it exponentially. The impact of a single child on future generations can't
even be approximated, because there are too many variables. It should be
obvious by now why the Church is advocating massive voluntary population
reduction in the industrial nations. We're advocating it because it's the
only way the current generation can affect the distant future. It's just
too late--way too late--for cutting back on consumption and hoping for the
best. We can no longer afford to gamble on something as tenuous as the transmission
of values from parents to children. We need to reduce the number of Americans,
Europeans, and Japanese, as soon as possible, by at least a factor of ten,
no matter what.
I also believe it's unreasonable to demand that people abandon all of their
social conditioning at once. It's not just a question of giving up convenience.
The people I'm reaching have, by and large, learned only the skills that
are useful to industrial society--mathematics, logic, reading, writing, analysis,
and so forth--and have absorbed the esthetics of industrial society--such
as they are--in the process. I'm no exception to this. I identify strongly
with technical culture, because it's all I know. If I were suddenly transported
to the wilderness, even given friendly tribal neighbors willing to tolerate
my ineptness, I would almost certainly go crazy. No amount of wishing would
make me a tribal person, raised by oral tradition to love wilderness and
survive in it easily.

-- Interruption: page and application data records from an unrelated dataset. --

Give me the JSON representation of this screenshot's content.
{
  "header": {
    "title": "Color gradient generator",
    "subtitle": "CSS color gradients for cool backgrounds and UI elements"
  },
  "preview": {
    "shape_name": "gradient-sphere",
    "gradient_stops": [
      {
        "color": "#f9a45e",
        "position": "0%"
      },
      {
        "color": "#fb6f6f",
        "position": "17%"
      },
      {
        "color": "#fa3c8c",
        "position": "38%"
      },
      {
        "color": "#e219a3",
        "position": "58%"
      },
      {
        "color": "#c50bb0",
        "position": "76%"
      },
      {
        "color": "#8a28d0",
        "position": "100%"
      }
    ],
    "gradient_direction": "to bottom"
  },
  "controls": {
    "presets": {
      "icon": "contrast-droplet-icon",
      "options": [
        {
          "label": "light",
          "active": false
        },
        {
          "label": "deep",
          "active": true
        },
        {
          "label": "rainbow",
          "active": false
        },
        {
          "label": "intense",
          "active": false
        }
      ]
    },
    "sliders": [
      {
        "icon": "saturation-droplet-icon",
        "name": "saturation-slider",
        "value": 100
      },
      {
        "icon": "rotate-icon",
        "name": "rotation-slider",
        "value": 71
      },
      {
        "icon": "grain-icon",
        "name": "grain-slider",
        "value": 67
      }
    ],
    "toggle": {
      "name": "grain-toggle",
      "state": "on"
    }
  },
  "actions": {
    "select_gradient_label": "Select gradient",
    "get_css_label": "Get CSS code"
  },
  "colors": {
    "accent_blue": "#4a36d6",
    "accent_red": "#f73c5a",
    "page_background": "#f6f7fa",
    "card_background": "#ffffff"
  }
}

Deprived of usefulness, my experience would be similar
to that of elderly people confined in nursing homes.
By comparison, not having children is hardly even a sacrifice, for me, or
for most members of the technical elite. The decline of birth rates in the
industrial countries only proves this point. Most people I know are much
too busy answering e-mail and updating their web pages to raise children,
even if they were willing to give up so much of their disposable income.
The very rich continue to breed, in part because children have become status
symbols, but more importantly because they can afford to pay others to raise
their children for them. Leisure time is the holy grail of technological
society, and is unlikely to be increased by procreation. It's possible that
the elite will prove self-eliminating, in a kind of reverse Darwinism: population
reduction via hedonism and sheer selfishness. From this point of view, the
Church of Euthanasia is simply encouraging an existing trend, a reasonable
strategy in any situation.
MD: As a "protector of the status quo" and gutless stooge for the manufacturers
of consent, I usually fabricate my so-called "facts" outright, of course.
But I'm feeling GiGi tonight, and have decided, just this once, to report
empirically verifiable facts. Please assist me in my campaign for fairness
and accuracy in mass mind-control by nailing down the following details:
1) What's your relationship to UNAPACK? Did you found it?
Unapack was founded and run by Lydia Eccles. I was merely a loyal campaign
worker. I wrote some of the campaign literature, dealt with the media on
numerous occasions, and accompanied Lydia to the New Hampshire primary and
the Democratic Convention in 1996. I was also the Unapack poster girl.
2) Are you "Chris" or "Chrissy?"
3) Randall Phillips is listed as a "contact" in Snuff It #4. Why? What's
the connection between him, or his thought and writings, and the CoE?
Randall's descriptions of humanity as a "Martian invasion" have much in common
with my view from outer space described above. Humans are behaving like
bacteria in a petri dish, and if nothing is done their fate will be similar.
The main difference is that while he identifies "intelligent", aryan, male
humans as superior, and presents himself as an example thereof, I don't share
his optimism, and regard him--and myself--as part of the problem.
4) So are the Goads. Again, what's the connection?
The Goads have a flair for expressing the pervasive ugliness of modern life,
and for linking the ugliness to neurosis and sexual abuse, in the most shocking
and personal way. Again, we agree about the problems, but not about the